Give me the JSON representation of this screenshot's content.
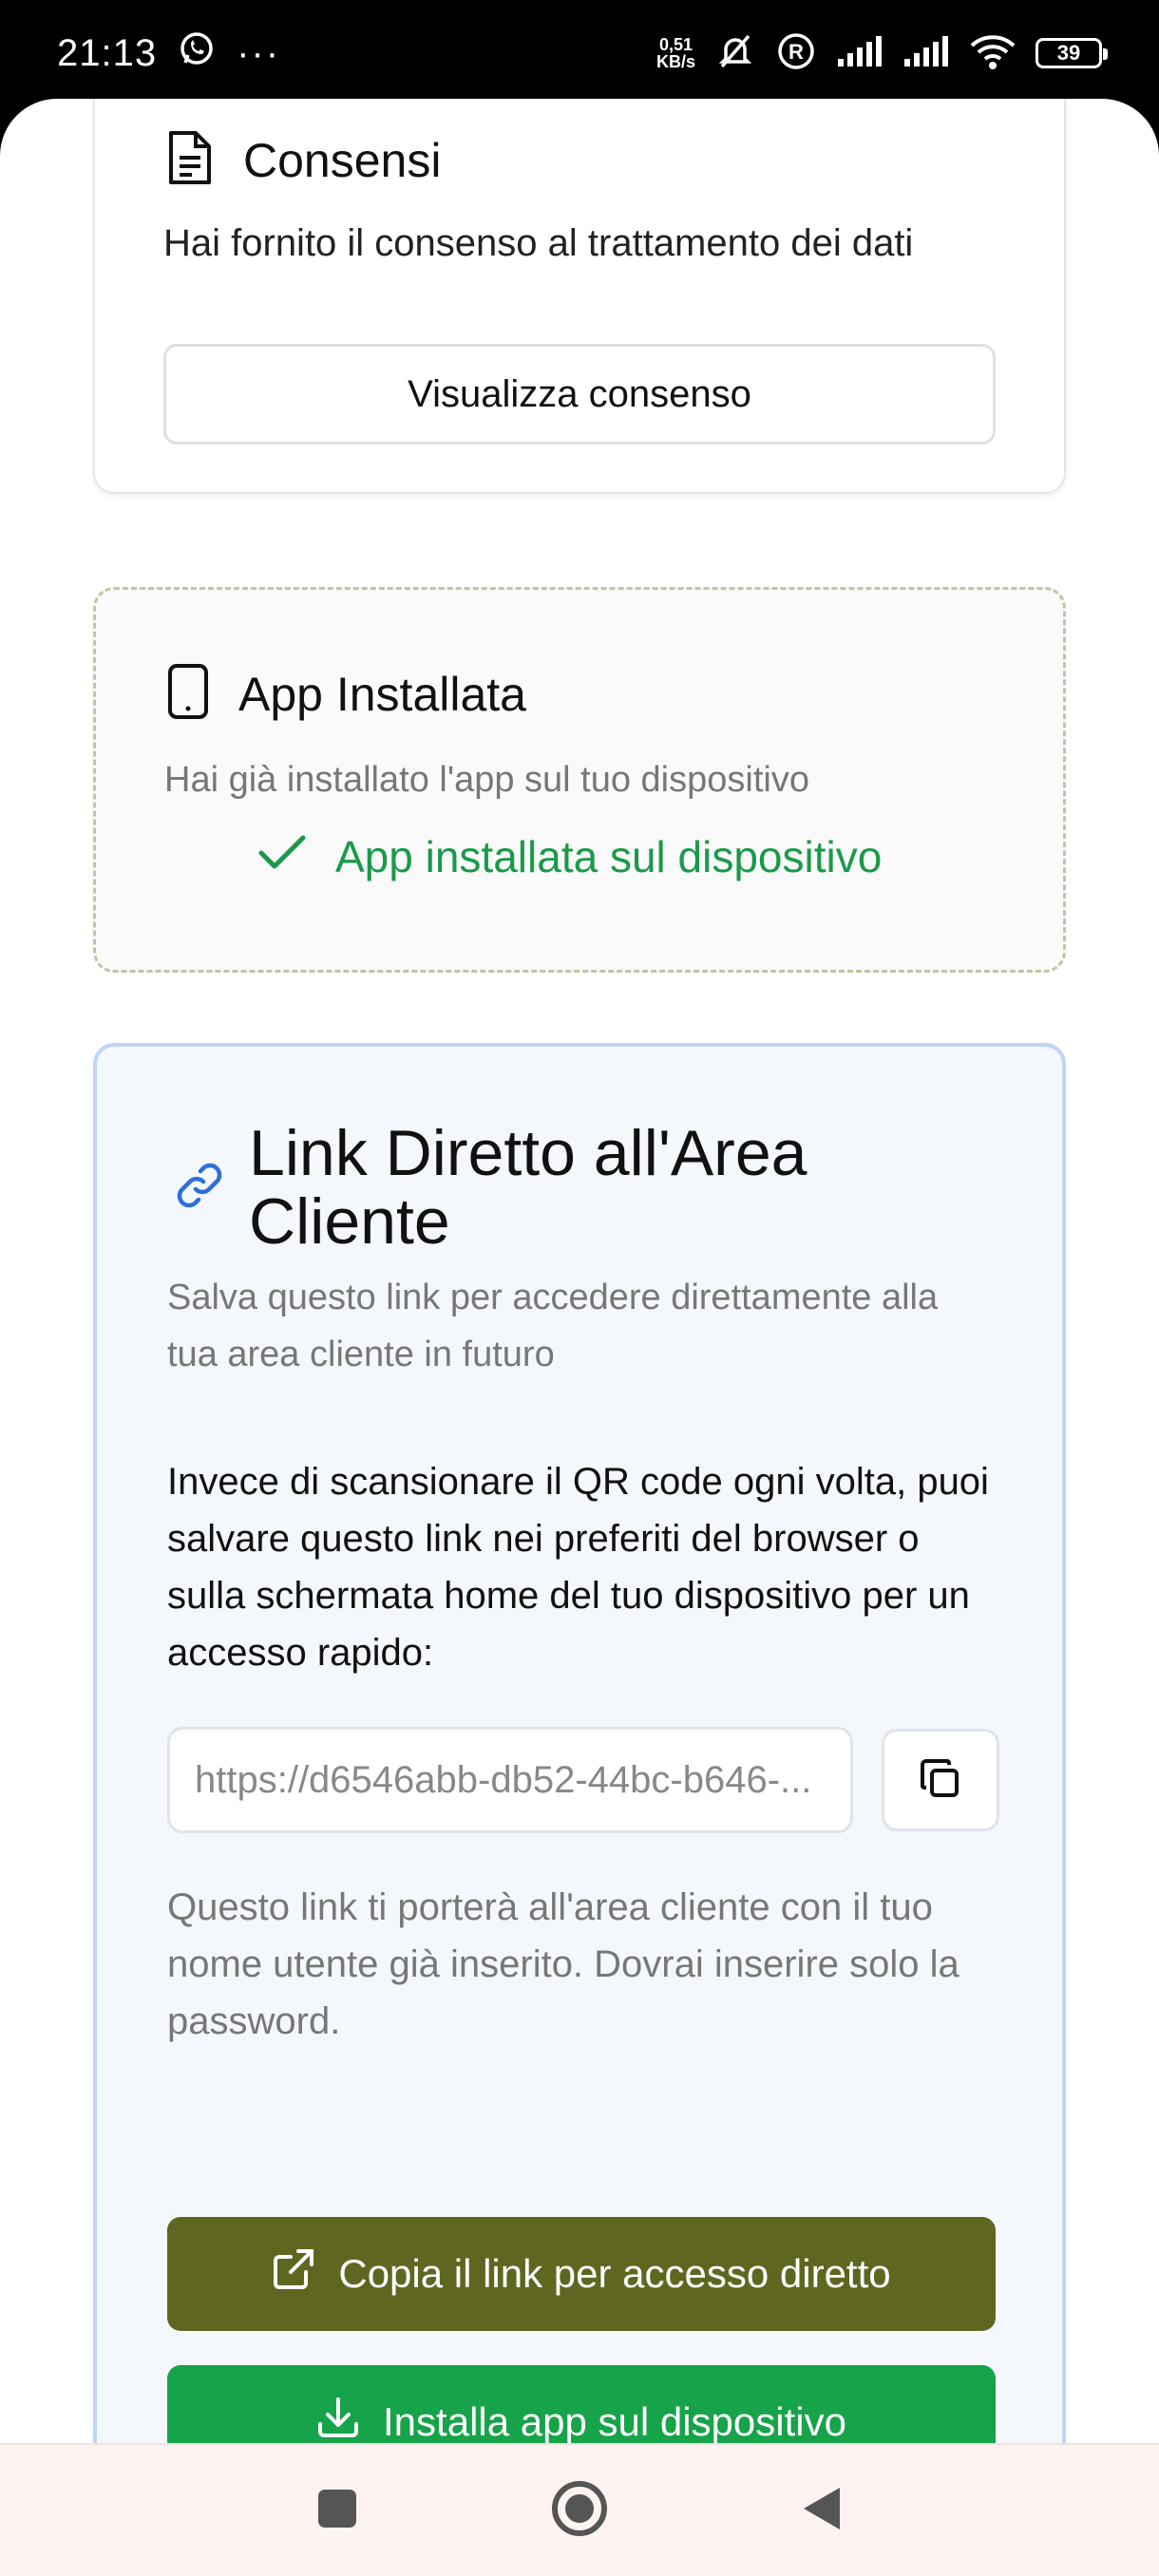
{
  "status_bar": {
    "time": "21:13",
    "net_speed_value": "0,51",
    "net_speed_unit": "KB/s",
    "battery": "39"
  },
  "consent_card": {
    "title": "Consensi",
    "text": "Hai fornito il consenso al trattamento dei dati",
    "button_label": "Visualizza consenso"
  },
  "app_card": {
    "title": "App Installata",
    "description": "Hai già installato l'app sul tuo dispositivo",
    "status": "App installata sul dispositivo"
  },
  "link_card": {
    "title": "Link Diretto all'Area Cliente",
    "description": "Salva questo link per accedere direttamente alla tua area cliente in futuro",
    "body": "Invece di scansionare il QR code ogni volta, puoi salvare questo link nei preferiti del browser o sulla schermata home del tuo dispositivo per un accesso rapido:",
    "url_value": "https://d6546abb-db52-44bc-b646-...",
    "note": "Questo link ti porterà all'area cliente con il tuo nome utente già inserito. Dovrai inserire solo la password.",
    "copy_button_label": "Copia il link per accesso diretto",
    "install_button_label": "Installa app sul dispositivo"
  },
  "colors": {
    "accent_green": "#16a34a",
    "olive_button": "#5f6620",
    "link_icon_blue": "#2f6fd6"
  }
}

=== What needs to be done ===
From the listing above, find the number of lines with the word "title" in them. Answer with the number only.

=== Result of this exercise ===
3